Helmut Kohl has come to praise 'my very good friend' Wolfgang Schauble, in effect Mr Kohl's number two. Mr Schauble comes from near Offenburg, south-western Germany, and hopes to be re- elected by Offenburgers to the Bundestag, the federal parliament in Bonn.

But the direct mandates - a first-past-the-post race - are only part of the electoral game in Germany. Mr Schauble, a key political player, is certain to be re- elected. More importantly, Mr Kohl is also seeking the 'second vote', or the 'Chancellor's vote' as the posters have it.

He is selling himself up and down the country and the Christian Democrat (CDU) campaign revolves around him, personally. After 12 years as Chancellor, he is the CDU.

He is making three or more Offenburg-style appearances daily in the run-up to federal elections on 16 October. The rally this weekend attracted about 5,000 of the loyal, the sceptical and the curious.

Offenburg, in the prosperous little state of Baden-Wurttemberg, is evenly divided in its loyalties - Christian Democrats are in the majority on the council, but the mayor is a Social Democrat. The crowds, too, are divided.

Mr Kohl's real problem is to persuade the waverers. Many at the rally - including some who say that they are inclined to vote for Mr Kohl - show little active enthusiasm for the Chancellor, describing him as the lesser of two evils.

A large chunk of Mr Kohl's speech is devoted to the alleged dangers posed by the PDS, the successor to the East German Communists. As told by Mr Kohl, the PDS is readying itself to re-introduce Stalinism. The reality is different. The PDS gets the votes of the disillusioned, but is hardly interested in recreating old-style Communism. The attacks on the PDS are merely a way for Mr Kohl to score points against the Social Democrats (SPD).

Thus, a vote for the SPD is alleged to be a vote for the PDS. This is a reference to one possible outcome of the election, in which the Social Democrats and the Greens might form a minority government by grace of the PDS. Rudolf Scharping, the SDP leader, has repeatedly denied the possibility of such a deal, but to little effect.

Such an arrangement already exists in the eastern German state of Saxony-Anhalt - to the embarrassment of the SPD, which now realises that its gaining of the premiership of Saxony-Anhalt, by courtesy of the PDS, was a propaganda own-goal.
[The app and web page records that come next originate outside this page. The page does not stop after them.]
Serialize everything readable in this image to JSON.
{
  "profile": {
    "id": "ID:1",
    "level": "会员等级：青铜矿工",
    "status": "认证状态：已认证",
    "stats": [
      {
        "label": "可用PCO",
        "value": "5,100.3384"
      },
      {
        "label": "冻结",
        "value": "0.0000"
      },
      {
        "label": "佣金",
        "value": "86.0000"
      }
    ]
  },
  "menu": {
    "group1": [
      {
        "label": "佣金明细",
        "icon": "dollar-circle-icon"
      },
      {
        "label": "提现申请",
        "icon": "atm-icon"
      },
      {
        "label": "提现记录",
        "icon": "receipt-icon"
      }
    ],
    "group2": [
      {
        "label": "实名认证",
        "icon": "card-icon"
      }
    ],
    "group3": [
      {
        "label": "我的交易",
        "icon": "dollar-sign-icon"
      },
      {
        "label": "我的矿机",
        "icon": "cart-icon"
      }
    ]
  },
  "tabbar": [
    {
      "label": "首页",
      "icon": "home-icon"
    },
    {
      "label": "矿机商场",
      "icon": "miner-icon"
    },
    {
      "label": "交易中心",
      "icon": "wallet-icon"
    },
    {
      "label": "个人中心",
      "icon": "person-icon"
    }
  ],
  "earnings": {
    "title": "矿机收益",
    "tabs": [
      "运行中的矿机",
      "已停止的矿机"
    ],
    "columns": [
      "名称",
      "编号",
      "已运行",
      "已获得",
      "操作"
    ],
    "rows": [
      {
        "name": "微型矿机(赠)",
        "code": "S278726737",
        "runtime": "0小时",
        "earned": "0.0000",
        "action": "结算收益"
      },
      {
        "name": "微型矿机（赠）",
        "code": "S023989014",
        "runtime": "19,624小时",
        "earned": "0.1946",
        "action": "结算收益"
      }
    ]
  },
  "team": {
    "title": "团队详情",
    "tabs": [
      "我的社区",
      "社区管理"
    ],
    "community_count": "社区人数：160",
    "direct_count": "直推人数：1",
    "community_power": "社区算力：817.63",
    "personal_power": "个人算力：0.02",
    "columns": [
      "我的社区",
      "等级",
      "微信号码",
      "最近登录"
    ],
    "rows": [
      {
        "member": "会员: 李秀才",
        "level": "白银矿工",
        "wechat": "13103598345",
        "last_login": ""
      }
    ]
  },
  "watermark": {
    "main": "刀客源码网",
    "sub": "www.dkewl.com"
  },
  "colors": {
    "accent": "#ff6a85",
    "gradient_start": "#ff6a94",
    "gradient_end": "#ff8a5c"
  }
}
Many at the rally seem unimpressed by the harping on about the PDS. Instead, they are inclined to pass judgement on Mr Kohl. The recent upturn in the economy means that some offer grudging praise. Also, people have got used to Mr Kohl. In addition, there is still considerable wariness of Mr Scharping.

But a large number of voters say that they have still not made up their minds. In that respect, the race is still wide open.
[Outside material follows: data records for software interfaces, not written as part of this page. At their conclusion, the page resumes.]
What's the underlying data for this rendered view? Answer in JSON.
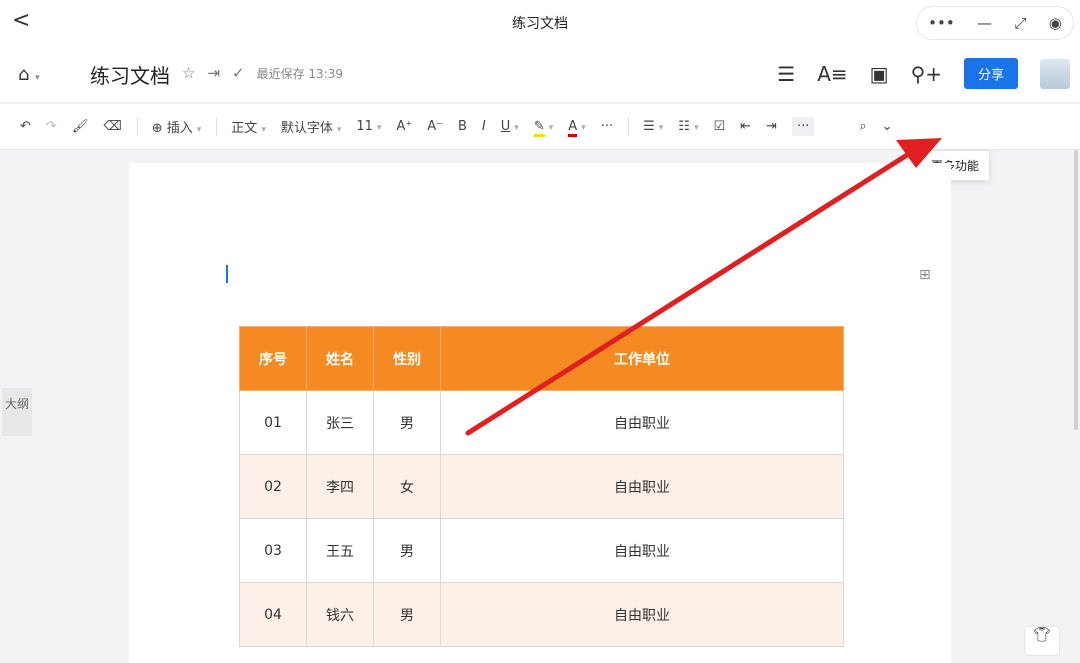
{
  "window": {
    "title": "练习文档",
    "controls": [
      "•••",
      "—",
      "⤢",
      "◉"
    ]
  },
  "header": {
    "title": "练习文档",
    "saved": "最近保存 13:39",
    "share": "分享"
  },
  "toolbar": {
    "insert": "插入",
    "style": "正文",
    "font": "默认字体",
    "size": "11",
    "more_tooltip": "更多功能"
  },
  "outline": "大纲",
  "table": {
    "headers": [
      "序号",
      "姓名",
      "性别",
      "工作单位"
    ],
    "rows": [
      [
        "01",
        "张三",
        "男",
        "自由职业"
      ],
      [
        "02",
        "李四",
        "女",
        "自由职业"
      ],
      [
        "03",
        "王五",
        "男",
        "自由职业"
      ],
      [
        "04",
        "钱六",
        "男",
        "自由职业"
      ]
    ]
  },
  "colors": {
    "header": "#f58a23",
    "accent": "#1a73e8",
    "arrow": "#e02020"
  }
}
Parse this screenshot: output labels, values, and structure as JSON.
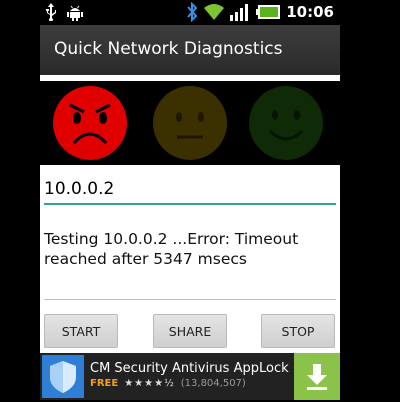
{
  "status_bar": {
    "time": "10:06",
    "left_icons": [
      "usb-icon",
      "android-debug-icon"
    ],
    "right_icons": [
      "bluetooth-icon",
      "wifi-icon",
      "signal-icon",
      "battery-icon"
    ]
  },
  "app": {
    "title": "Quick Network Diagnostics"
  },
  "faces": [
    {
      "name": "sad-face-icon",
      "state": "active",
      "color": "#e00000"
    },
    {
      "name": "neutral-face-icon",
      "state": "inactive",
      "color": "#3b3000"
    },
    {
      "name": "happy-face-icon",
      "state": "inactive",
      "color": "#0f2a06"
    }
  ],
  "input": {
    "value": "10.0.0.2"
  },
  "output": {
    "text": "Testing 10.0.0.2 ...Error: Timeout reached after 5347 msecs"
  },
  "buttons": {
    "start": "START",
    "share": "SHARE",
    "stop": "STOP"
  },
  "ad": {
    "title": "CM Security Antivirus AppLock",
    "price": "FREE",
    "stars": "★★★★½",
    "reviews": "(13,804,507)"
  },
  "colors": {
    "accent": "#2ea3a3",
    "ad_download": "#8bc34a",
    "ad_free": "#f0a020"
  }
}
BONN - A leader of the far right, Franz Schoenhuber, stripped of his post as leader of Germany's Republicans Party in an internal revolt, vowed yesterday to fight in the courts what he called the illegal coup, Reuter reports.

The Republicans' leadership deposed Mr Schoenhuber at a special meeting in Bonn on Saturday because they said he had undermined the party's credibility by breaking a sacred credo of never forming links with neo-Nazi groups.

Mr Schoenhuber, the Republicans' founder and former member of the Waffen- SS, came under attack in August for meeting Gerhard Frey, head of the ultra-nationalist German People's Union.